Vo-tech students start on time after hectic push

September 13, 1993|By Consella A. Lee | Consella A. Lee,Staff Writer

While their classmates are just giving up those carefree days of summer today, students from North County High enrolled in vo-tech programs kissed those leisurely days goodbye almost two weeks ago.

And it took a frantic, last-minute scramble on the part of school officials to get those youngsters into classes at the Center of Applied Technology North in Severn.

Construction delays in turning the former Lindale Middle School into a home for North County High forced that building to open eight days later than the other county schools.

Officials originally planned to let the North County vo-tech students start with the rest of their classmates, but later decided it would be too difficult for them to play catch-up to other county vo-tech students who started on time.

"One of our concerns was that they would be robbed of that time," said Tom Miller, director of vocational education. "How do you make up that kind of time? We said we really need to find

some way to provide some support to these kids."

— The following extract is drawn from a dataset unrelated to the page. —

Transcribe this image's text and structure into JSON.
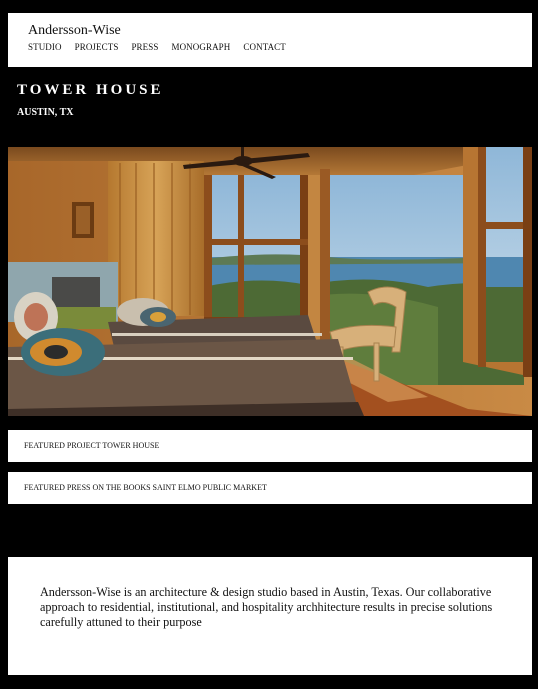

Enter teamwork and Tom Nevin from the school system's transportation department. Working on his own time at home with a list of student addresses from school officials at the center, he found a way to mesh school bus pickup and drop-off points and times for North County vo-tech students with runs to other schools.

Once the routes and schedules were mapped out, officials divided up a list of 167 students and began calling parents to spread the word the day before school started Sept. 1.

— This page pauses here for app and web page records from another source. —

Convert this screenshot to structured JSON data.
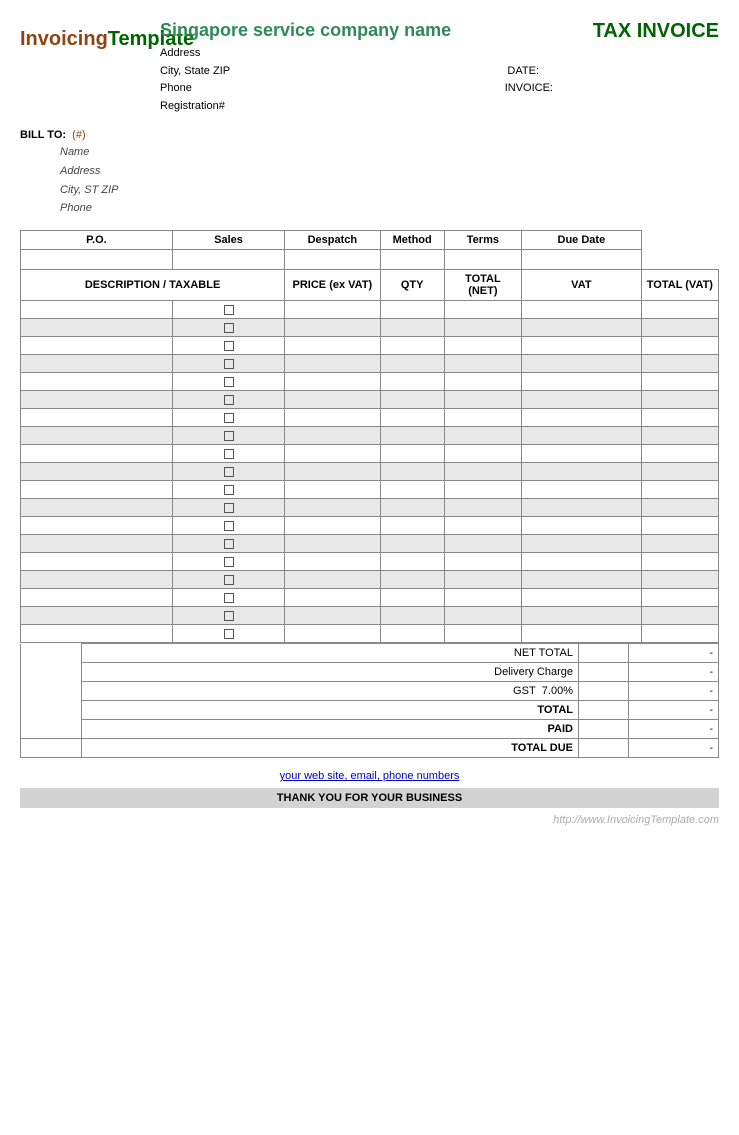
{
  "logo": {
    "invoicing": "Invoicing",
    "template": "Template"
  },
  "company": {
    "name": "Singapore service company name",
    "address": "Address",
    "city_state_zip": "City, State ZIP",
    "phone": "Phone",
    "registration": "Registration#",
    "date_label": "DATE:",
    "invoice_label": "INVOICE:"
  },
  "invoice_title": "TAX INVOICE",
  "bill_to": {
    "label": "BILL TO:",
    "hash": "(#)",
    "name": "Name",
    "address": "Address",
    "city_st_zip": "City, ST ZIP",
    "phone": "Phone"
  },
  "table": {
    "headers_row1": [
      "P.O.",
      "Sales",
      "Despatch",
      "Method",
      "Terms",
      "Due Date"
    ],
    "headers_row2_left": "DESCRIPTION / TAXABLE",
    "headers_row2": [
      "PRICE (ex VAT)",
      "QTY",
      "TOTAL (NET)",
      "VAT",
      "TOTAL (VAT)"
    ]
  },
  "item_rows": 19,
  "summary": {
    "net_total_label": "NET TOTAL",
    "delivery_charge_label": "Delivery Charge",
    "gst_label": "GST",
    "gst_rate": "7.00%",
    "total_label": "TOTAL",
    "paid_label": "PAID",
    "total_due_label": "TOTAL DUE",
    "dash": "-"
  },
  "footer": {
    "link_text": "your web site, email, phone numbers",
    "thank_you": "THANK YOU FOR YOUR BUSINESS"
  },
  "watermark": "http://www.InvoicingTemplate.com"
}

Buses would roll from different pickup points at staggered times, picking up 10th- through 12th-grade vo-tech students, and bring them to the center.

The buses would make runs throughout the day to take students home when their classes were finished. Students who drove to )) the center would be given temporary parking permits.

"Without his [Tom Nevin's] help, it would have never happened," said John Hammond, assistant principal at the center. "The first day of classes, we had 60 percent of eligible students ride in on the buses."

That wasn't bad, he said, considering that attendance by North County vo-tech students wasn't mandatory because their home school did not open until today.

Ninth-graders, who take an exploratory course in their first year at the center, were not a part of the effort. About 100 of them from North County will arrive at the center today.

Officials said it was important to get older students started, especially seniors enrolled in programs such as practical nursing, which has a state exam at the end of the year.

Baltimore Sun Articles
|
|
|
Please note the green-lined linked article text has been applied commercially without any involvement from our newsroom editors, reporters or any other editorial staff.